The recent spate of violence in Northampton is not a major cause for concern to the general public as it is mainly 'gangs targeting gangs' , said a high-ranking police officer as more than 40 weapons have been surrendered to the force.
Last month a man was shot and stabbed at a football match in the Eastern District and another man was stabbed outside Sol Central, while there have been an unprecedented amount of murders in the town this year.
Chief Inspector Tom Thompson admitted the national firearms surrender provided an opportunity for any lethal weapons to be handed in to Northamptonshire Police.
"It is [timely] and most of those offences are caused by edged weapons and shotgun discharges where people have illegally got hold of shotguns and adapted them, causing harm to people who they're specifically after," he told the Chronicle & Echo.
"So in terms of the public being in danger it's not a major cause for concern as this is mainly gangs targeting gangs but the public can get in the way and that's when we get really concerned."
Nine shotguns, wartime guns, numerous replica pistols, knives, daggers and an ornamental samurai sword were among the weapons surrendered from July 20 to August 4, as well as boating flares and five lots of ammunition.
Ch Insp Thompson said the team is particularly pleased with the surrender of knives as they are 'genuinely dangerous' to the general public as they can be concealed whereas a 32-inch shotgun is a lot harder to hide.
The handed-in replicas had the appearance of real life weapons, and would only be distinguished from a real weapon by an expert eye, which the officer said can lead to tragedies.
"It does remind us particularly with the pistols that are replicas, even though they don't fire bullets, some of them shoot blanks, some of them shoot ball-bearings, or pellets or plastic BBs," he said.
"But if you come across them in the wrong circumstances it can be incredibly difficult for a member of the public or even a police officer to actually tell they're not viable firearms."
The surrender, co-ordinated by the National Ballistics Intelligence Service (NABIS), was aimed at getting people to hand in any firearms that may be in their possession and getting weapons off the streets.
During the campaign, the public were asked to call police on 101 to arrange an appointment at their convenience and at a location of their choice, to have officers come and collect the firearm.
During one prearranged collection of firearms, five guns were handed in by a woman whose father had passed away several years ago and had owned the guns.
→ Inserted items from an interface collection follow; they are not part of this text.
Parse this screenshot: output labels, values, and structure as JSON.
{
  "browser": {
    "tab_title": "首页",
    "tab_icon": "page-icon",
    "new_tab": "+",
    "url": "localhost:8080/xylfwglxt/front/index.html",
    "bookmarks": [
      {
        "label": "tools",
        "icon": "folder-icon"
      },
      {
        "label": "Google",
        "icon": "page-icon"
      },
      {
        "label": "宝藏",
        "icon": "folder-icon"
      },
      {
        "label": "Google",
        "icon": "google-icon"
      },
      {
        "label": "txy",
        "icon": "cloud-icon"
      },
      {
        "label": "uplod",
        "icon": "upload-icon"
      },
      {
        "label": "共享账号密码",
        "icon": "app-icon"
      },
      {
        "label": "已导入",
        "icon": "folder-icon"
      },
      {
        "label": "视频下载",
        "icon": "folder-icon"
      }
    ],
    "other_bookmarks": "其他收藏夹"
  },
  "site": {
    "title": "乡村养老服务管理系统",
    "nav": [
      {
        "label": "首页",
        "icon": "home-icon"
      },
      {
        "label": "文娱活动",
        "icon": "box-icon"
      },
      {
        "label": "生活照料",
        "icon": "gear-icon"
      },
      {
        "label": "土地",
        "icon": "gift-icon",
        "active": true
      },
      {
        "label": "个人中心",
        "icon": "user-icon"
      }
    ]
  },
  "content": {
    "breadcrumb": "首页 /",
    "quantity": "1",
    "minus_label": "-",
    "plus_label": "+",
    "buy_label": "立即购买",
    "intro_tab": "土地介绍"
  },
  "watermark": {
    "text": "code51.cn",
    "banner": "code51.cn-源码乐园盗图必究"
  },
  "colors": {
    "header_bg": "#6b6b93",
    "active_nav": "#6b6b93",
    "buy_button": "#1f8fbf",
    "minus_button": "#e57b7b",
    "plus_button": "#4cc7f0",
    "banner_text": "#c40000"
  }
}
They had only been discovered in the loft recently after a house clear-out.
Ch Insp Thompson said: “It’s really interesting to see what people have chosen to hand in and what they’ve had in their homes and their possession. We’ve had a lot of shotguns and replica guns handed in this year.
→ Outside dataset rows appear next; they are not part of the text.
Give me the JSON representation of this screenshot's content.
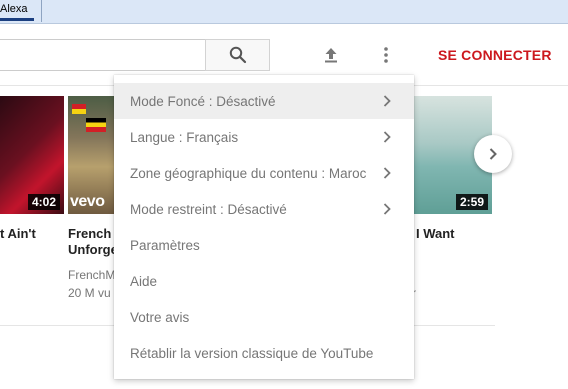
{
  "browser": {
    "bookmark_label": "Alexa"
  },
  "header": {
    "search_placeholder": "",
    "search_icon": "magnifier-icon",
    "upload_icon": "upload-icon",
    "more_icon": "vertical-dots-icon",
    "signin_label": "SE CONNECTER"
  },
  "videos": [
    {
      "title": "t Ain't",
      "duration": "4:02"
    },
    {
      "title_line1": "French",
      "title_line2": "Unforge",
      "channel": "FrenchM",
      "views": "20 M vu",
      "badge": "vevo"
    },
    {
      "title": "I Want",
      "duration": "2:59",
      "meta_fragment": "r"
    }
  ],
  "menu": {
    "items": [
      {
        "label": "Mode Foncé : Désactivé",
        "has_submenu": true,
        "highlighted": true
      },
      {
        "label": "Langue : Français",
        "has_submenu": true
      },
      {
        "label": "Zone géographique du contenu : Maroc",
        "has_submenu": true
      },
      {
        "label": "Mode restreint : Désactivé",
        "has_submenu": true
      },
      {
        "label": "Paramètres",
        "has_submenu": false
      },
      {
        "label": "Aide",
        "has_submenu": false
      },
      {
        "label": "Votre avis",
        "has_submenu": false
      },
      {
        "label": "Rétablir la version classique de YouTube",
        "has_submenu": false
      }
    ]
  },
  "colors": {
    "brand_red": "#cc181e",
    "menu_text": "#767676",
    "menu_highlight": "#eeeeee"
  }
}
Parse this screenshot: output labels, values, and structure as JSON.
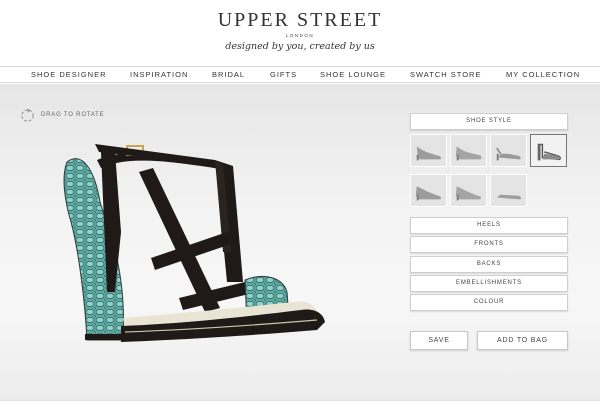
{
  "brand": {
    "name": "UPPER STREET",
    "location": "LONDON",
    "tagline": "designed by you, created by us"
  },
  "nav": [
    "SHOE DESIGNER",
    "INSPIRATION",
    "BRIDAL",
    "GIFTS",
    "SHOE LOUNGE",
    "SWATCH STORE",
    "MY COLLECTION"
  ],
  "stage": {
    "rotate_label": "DRAG TO ROTATE"
  },
  "panel": {
    "shoe_style_label": "SHOE STYLE",
    "options": [
      "HEELS",
      "FRONTS",
      "BACKS",
      "EMBELLISHMENTS",
      "COLOUR"
    ],
    "save_label": "SAVE",
    "add_to_bag_label": "ADD TO BAG"
  },
  "colors": {
    "strap": "#1f1a17",
    "heel_pattern": "#5fa9a3",
    "sole_edge": "#cfc3a8"
  }
}
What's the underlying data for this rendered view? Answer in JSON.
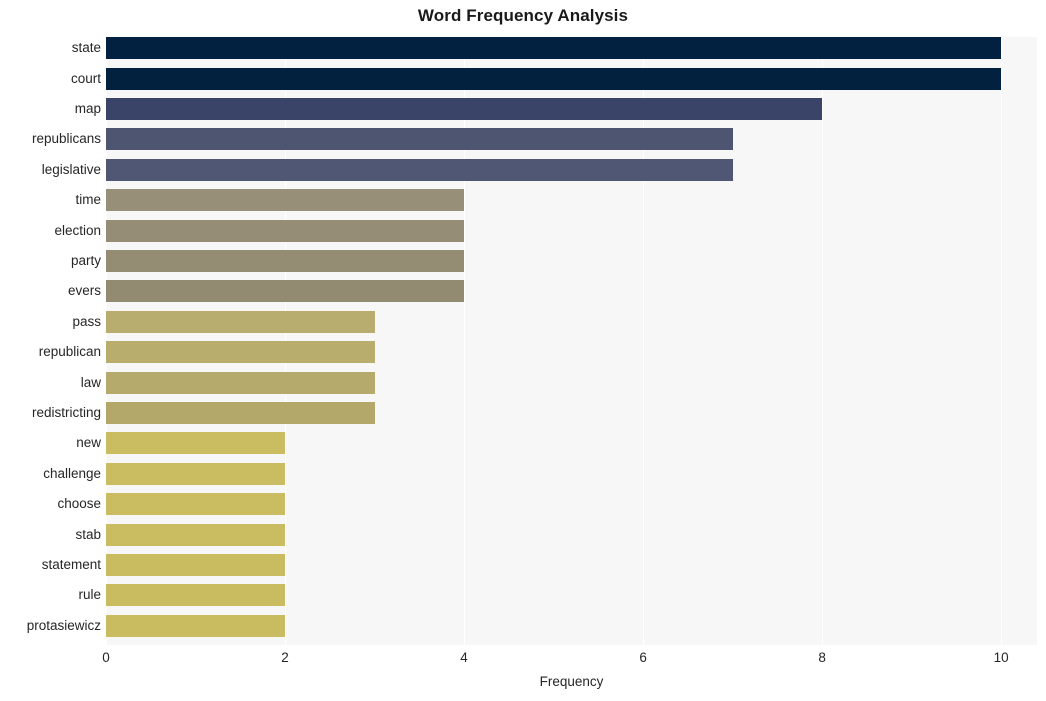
{
  "chart_data": {
    "type": "bar",
    "orientation": "horizontal",
    "title": "Word Frequency Analysis",
    "xlabel": "Frequency",
    "ylabel": "",
    "xlim": [
      0,
      10.4
    ],
    "xticks": [
      0,
      2,
      4,
      6,
      8,
      10
    ],
    "xtick_labels": [
      "0",
      "2",
      "4",
      "6",
      "8",
      "10"
    ],
    "grid": true,
    "grid_axis": "x",
    "legend": null,
    "categories": [
      "state",
      "court",
      "map",
      "republicans",
      "legislative",
      "time",
      "election",
      "party",
      "evers",
      "pass",
      "republican",
      "law",
      "redistricting",
      "new",
      "challenge",
      "choose",
      "stab",
      "statement",
      "rule",
      "protasiewicz"
    ],
    "values": [
      10,
      10,
      8,
      7,
      7,
      4,
      4,
      4,
      4,
      3,
      3,
      3,
      3,
      2,
      2,
      2,
      2,
      2,
      2,
      2
    ],
    "bar_colors": [
      "#02203f",
      "#02213f",
      "#3a4468",
      "#4d5571",
      "#4f5775",
      "#978f77",
      "#958d75",
      "#948d74",
      "#928b72",
      "#b8ad6e",
      "#b8ad6d",
      "#b5aa6b",
      "#b3a869",
      "#c9bc61",
      "#c9bc61",
      "#c9bc61",
      "#c9bc61",
      "#c9bc60",
      "#c9bc60",
      "#c9bc60"
    ],
    "plot_background": "#f7f7f7",
    "gridline_color": "#ffffff",
    "text_color": "#262626",
    "title_color": "#1a1a1a"
  }
}
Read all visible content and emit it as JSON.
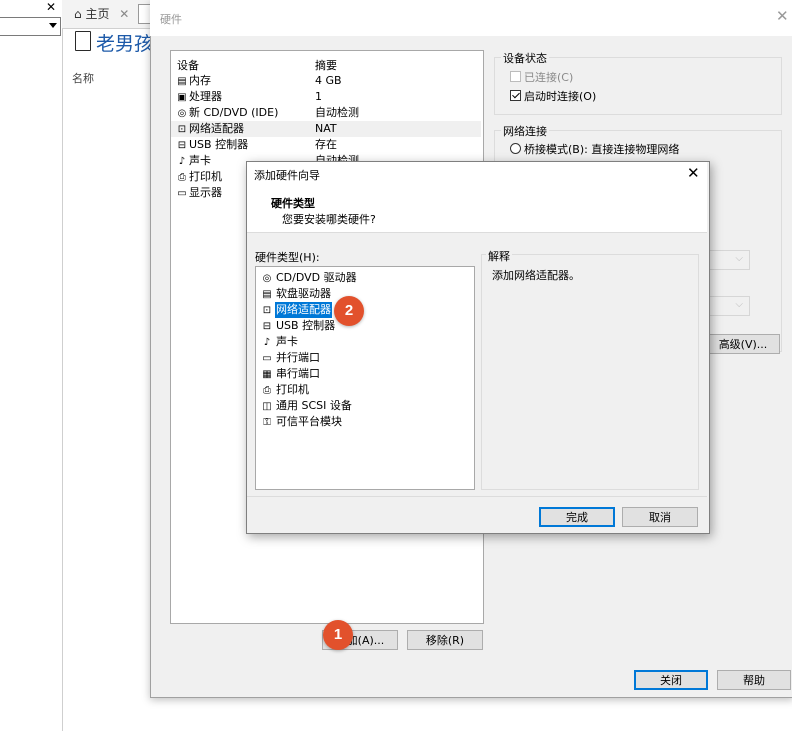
{
  "main": {
    "tab_home": "主页",
    "vm_title": "老男孩",
    "column_name": "名称"
  },
  "hw_dialog": {
    "title": "硬件",
    "list": {
      "header_device": "设备",
      "header_summary": "摘要",
      "rows": [
        {
          "icon": "memory-icon",
          "name": "内存",
          "summary": "4 GB"
        },
        {
          "icon": "cpu-icon",
          "name": "处理器",
          "summary": "1"
        },
        {
          "icon": "cd-icon",
          "name": "新 CD/DVD (IDE)",
          "summary": "自动检测"
        },
        {
          "icon": "network-icon",
          "name": "网络适配器",
          "summary": "NAT"
        },
        {
          "icon": "usb-icon",
          "name": "USB 控制器",
          "summary": "存在"
        },
        {
          "icon": "sound-icon",
          "name": "声卡",
          "summary": "自动检测"
        },
        {
          "icon": "printer-icon",
          "name": "打印机",
          "summary": ""
        },
        {
          "icon": "display-icon",
          "name": "显示器",
          "summary": ""
        }
      ]
    },
    "device_status": {
      "label": "设备状态",
      "connected": "已连接(C)",
      "connect_at_poweron": "启动时连接(O)"
    },
    "network_connection": {
      "label": "网络连接",
      "bridged": "桥接模式(B): 直接连接物理网络"
    },
    "advanced_button": "高级(V)...",
    "add_button": "添加(A)...",
    "remove_button": "移除(R)",
    "close_button": "关闭",
    "help_button": "帮助"
  },
  "wizard": {
    "title": "添加硬件向导",
    "heading": "硬件类型",
    "subheading": "您要安装哪类硬件?",
    "hw_type_label": "硬件类型(H):",
    "items": [
      {
        "icon": "cd-icon",
        "label": "CD/DVD 驱动器"
      },
      {
        "icon": "floppy-icon",
        "label": "软盘驱动器"
      },
      {
        "icon": "network-icon",
        "label": "网络适配器"
      },
      {
        "icon": "usb-icon",
        "label": "USB 控制器"
      },
      {
        "icon": "sound-icon",
        "label": "声卡"
      },
      {
        "icon": "parallel-port-icon",
        "label": "并行端口"
      },
      {
        "icon": "serial-port-icon",
        "label": "串行端口"
      },
      {
        "icon": "printer-icon",
        "label": "打印机"
      },
      {
        "icon": "scsi-icon",
        "label": "通用 SCSI 设备"
      },
      {
        "icon": "tpm-icon",
        "label": "可信平台模块"
      }
    ],
    "explanation_label": "解释",
    "explanation_text": "添加网络适配器。",
    "finish_button": "完成",
    "cancel_button": "取消"
  },
  "badges": {
    "step1": "1",
    "step2": "2"
  },
  "colors": {
    "badge": "#e2512c",
    "selection": "#0078d7",
    "title_blue": "#1d5aa9"
  }
}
“By having surrenders we prompt people to hand them in. They may innocently have guns in their possession, either handed down after people have passed away and they either don’t want or need them or their legal status has changed and people are unaware.
“They could innocently end up in the wrong hands, if for example you were to be the victim of a burglary. So if it’s not necessary for you to have the guns, then it’s vital they are handed in.
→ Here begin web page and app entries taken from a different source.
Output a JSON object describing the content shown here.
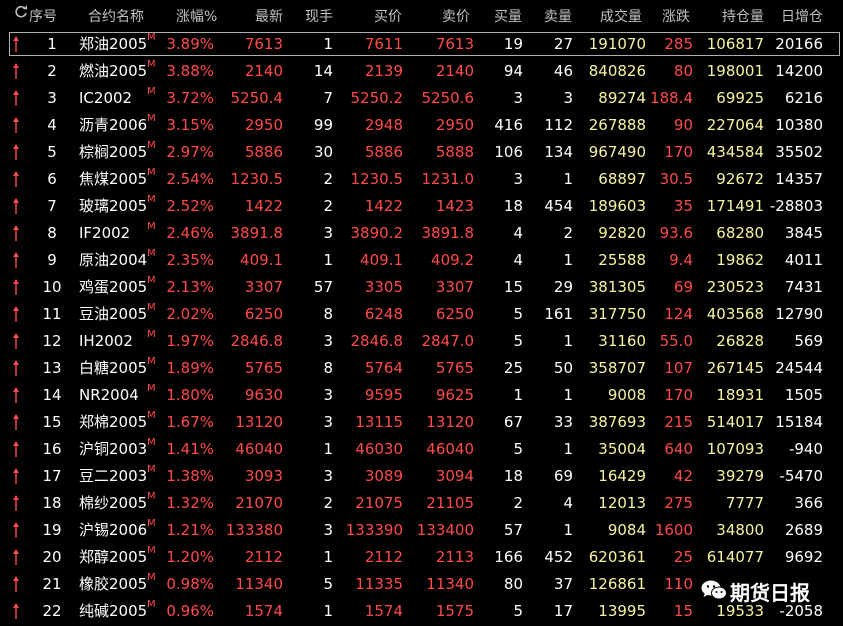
{
  "header": {
    "refresh_icon": "refresh-icon",
    "seq": "序号",
    "name": "合约名称",
    "pct": "涨幅%",
    "last": "最新",
    "vol_now": "现手",
    "bid": "买价",
    "ask": "卖价",
    "bid_vol": "买量",
    "ask_vol": "卖量",
    "volume": "成交量",
    "change": "涨跌",
    "open_interest": "持仓量",
    "oi_change": "日增仓"
  },
  "colors": {
    "up": "#ff4a4a",
    "neutral": "#ffffff",
    "volume": "#f5f5a0",
    "background": "#000000"
  },
  "rows": [
    {
      "seq": "1",
      "name": "郑油2005",
      "mark": "M",
      "pct": "3.89%",
      "last": "7613",
      "now": "1",
      "bid": "7611",
      "ask": "7613",
      "bidv": "19",
      "askv": "27",
      "vol": "191070",
      "chg": "285",
      "oi": "106817",
      "oichg": "20166",
      "selected": true
    },
    {
      "seq": "2",
      "name": "燃油2005",
      "mark": "M",
      "pct": "3.88%",
      "last": "2140",
      "now": "14",
      "bid": "2139",
      "ask": "2140",
      "bidv": "94",
      "askv": "46",
      "vol": "840826",
      "chg": "80",
      "oi": "198001",
      "oichg": "14200"
    },
    {
      "seq": "3",
      "name": "IC2002",
      "mark": "M",
      "pct": "3.72%",
      "last": "5250.4",
      "now": "7",
      "bid": "5250.2",
      "ask": "5250.6",
      "bidv": "3",
      "askv": "3",
      "vol": "89274",
      "chg": "188.4",
      "oi": "69925",
      "oichg": "6216"
    },
    {
      "seq": "4",
      "name": "沥青2006",
      "mark": "M",
      "pct": "3.15%",
      "last": "2950",
      "now": "99",
      "bid": "2948",
      "ask": "2950",
      "bidv": "416",
      "askv": "112",
      "vol": "267888",
      "chg": "90",
      "oi": "227064",
      "oichg": "10380"
    },
    {
      "seq": "5",
      "name": "棕榈2005",
      "mark": "M",
      "pct": "2.97%",
      "last": "5886",
      "now": "30",
      "bid": "5886",
      "ask": "5888",
      "bidv": "106",
      "askv": "134",
      "vol": "967490",
      "chg": "170",
      "oi": "434584",
      "oichg": "35502"
    },
    {
      "seq": "6",
      "name": "焦煤2005",
      "mark": "M",
      "pct": "2.54%",
      "last": "1230.5",
      "now": "2",
      "bid": "1230.5",
      "ask": "1231.0",
      "bidv": "3",
      "askv": "1",
      "vol": "68897",
      "chg": "30.5",
      "oi": "92672",
      "oichg": "14357"
    },
    {
      "seq": "7",
      "name": "玻璃2005",
      "mark": "M",
      "pct": "2.52%",
      "last": "1422",
      "now": "2",
      "bid": "1422",
      "ask": "1423",
      "bidv": "18",
      "askv": "454",
      "vol": "189603",
      "chg": "35",
      "oi": "171491",
      "oichg": "-28803"
    },
    {
      "seq": "8",
      "name": "IF2002",
      "mark": "M",
      "pct": "2.46%",
      "last": "3891.8",
      "now": "3",
      "bid": "3890.2",
      "ask": "3891.8",
      "bidv": "4",
      "askv": "2",
      "vol": "92820",
      "chg": "93.6",
      "oi": "68280",
      "oichg": "3845"
    },
    {
      "seq": "9",
      "name": "原油2004",
      "mark": "M",
      "pct": "2.35%",
      "last": "409.1",
      "now": "1",
      "bid": "409.1",
      "ask": "409.2",
      "bidv": "4",
      "askv": "1",
      "vol": "25588",
      "chg": "9.4",
      "oi": "19862",
      "oichg": "4011"
    },
    {
      "seq": "10",
      "name": "鸡蛋2005",
      "mark": "M",
      "pct": "2.13%",
      "last": "3307",
      "now": "57",
      "bid": "3305",
      "ask": "3307",
      "bidv": "15",
      "askv": "29",
      "vol": "381305",
      "chg": "69",
      "oi": "230523",
      "oichg": "7431"
    },
    {
      "seq": "11",
      "name": "豆油2005",
      "mark": "M",
      "pct": "2.02%",
      "last": "6250",
      "now": "8",
      "bid": "6248",
      "ask": "6250",
      "bidv": "5",
      "askv": "161",
      "vol": "317750",
      "chg": "124",
      "oi": "403568",
      "oichg": "12790"
    },
    {
      "seq": "12",
      "name": "IH2002",
      "mark": "M",
      "pct": "1.97%",
      "last": "2846.8",
      "now": "3",
      "bid": "2846.8",
      "ask": "2847.0",
      "bidv": "5",
      "askv": "1",
      "vol": "31160",
      "chg": "55.0",
      "oi": "26828",
      "oichg": "569"
    },
    {
      "seq": "13",
      "name": "白糖2005",
      "mark": "M",
      "pct": "1.89%",
      "last": "5765",
      "now": "8",
      "bid": "5764",
      "ask": "5765",
      "bidv": "25",
      "askv": "50",
      "vol": "358707",
      "chg": "107",
      "oi": "267145",
      "oichg": "24544"
    },
    {
      "seq": "14",
      "name": "NR2004",
      "mark": "M",
      "pct": "1.80%",
      "last": "9630",
      "now": "3",
      "bid": "9595",
      "ask": "9625",
      "bidv": "1",
      "askv": "1",
      "vol": "9008",
      "chg": "170",
      "oi": "18931",
      "oichg": "1505"
    },
    {
      "seq": "15",
      "name": "郑棉2005",
      "mark": "M",
      "pct": "1.67%",
      "last": "13120",
      "now": "3",
      "bid": "13115",
      "ask": "13120",
      "bidv": "67",
      "askv": "33",
      "vol": "387693",
      "chg": "215",
      "oi": "514017",
      "oichg": "15184"
    },
    {
      "seq": "16",
      "name": "沪铜2003",
      "mark": "M",
      "pct": "1.41%",
      "last": "46040",
      "now": "1",
      "bid": "46030",
      "ask": "46040",
      "bidv": "5",
      "askv": "1",
      "vol": "35004",
      "chg": "640",
      "oi": "107093",
      "oichg": "-940"
    },
    {
      "seq": "17",
      "name": "豆二2003",
      "mark": "M",
      "pct": "1.38%",
      "last": "3093",
      "now": "3",
      "bid": "3089",
      "ask": "3094",
      "bidv": "18",
      "askv": "69",
      "vol": "16429",
      "chg": "42",
      "oi": "39279",
      "oichg": "-5470"
    },
    {
      "seq": "18",
      "name": "棉纱2005",
      "mark": "M",
      "pct": "1.32%",
      "last": "21070",
      "now": "2",
      "bid": "21075",
      "ask": "21105",
      "bidv": "2",
      "askv": "4",
      "vol": "12013",
      "chg": "275",
      "oi": "7777",
      "oichg": "366"
    },
    {
      "seq": "19",
      "name": "沪锡2006",
      "mark": "M",
      "pct": "1.21%",
      "last": "133380",
      "now": "3",
      "bid": "133390",
      "ask": "133400",
      "bidv": "57",
      "askv": "1",
      "vol": "9084",
      "chg": "1600",
      "oi": "34800",
      "oichg": "2689"
    },
    {
      "seq": "20",
      "name": "郑醇2005",
      "mark": "M",
      "pct": "1.20%",
      "last": "2112",
      "now": "1",
      "bid": "2112",
      "ask": "2113",
      "bidv": "166",
      "askv": "452",
      "vol": "620361",
      "chg": "25",
      "oi": "614077",
      "oichg": "9692"
    },
    {
      "seq": "21",
      "name": "橡胶2005",
      "mark": "M",
      "pct": "0.98%",
      "last": "11340",
      "now": "5",
      "bid": "11335",
      "ask": "11340",
      "bidv": "80",
      "askv": "37",
      "vol": "126861",
      "chg": "110",
      "oi": "",
      "oichg": ""
    },
    {
      "seq": "22",
      "name": "纯碱2005",
      "mark": "M",
      "pct": "0.96%",
      "last": "1574",
      "now": "1",
      "bid": "1574",
      "ask": "1575",
      "bidv": "5",
      "askv": "17",
      "vol": "13995",
      "chg": "15",
      "oi": "19533",
      "oichg": "-2058"
    }
  ],
  "watermark": {
    "icon": "wechat-icon",
    "text": "期货日报"
  }
}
“I’m pleased that so many people took the opportunity to take part in this initiative and the number of firearms recovered certainly proves how valuable such a surrender is.
"We want the public to be safe, and this surrender means that the risk of these firearms potentially falling into the wrong hands, has been eliminated.
Most of the weapons will be made safe and destroyed, but anything suspicious will be investigated further and anything of historical value will be checked by a museum to see if it is worth keeping.
Ch Insp Thompson added: “This isn’t a one-off. We recover firearms from people throughout the year, so I would encourage anyone who has a firearm or they are uncertain about the lawful possession of a firearm, then they can call us on 101.”
Illegal possession of a firearm can mean five years behind bars and if you are found guilty of possession with intent to supply that can lead to a life sentence.
If you know of anyone in possession of an illegal firearm or involved in gun crime call police on 101 or 999 in an emergency.
Alternatively contact Crimestoppers anonymously on 0800 555 111.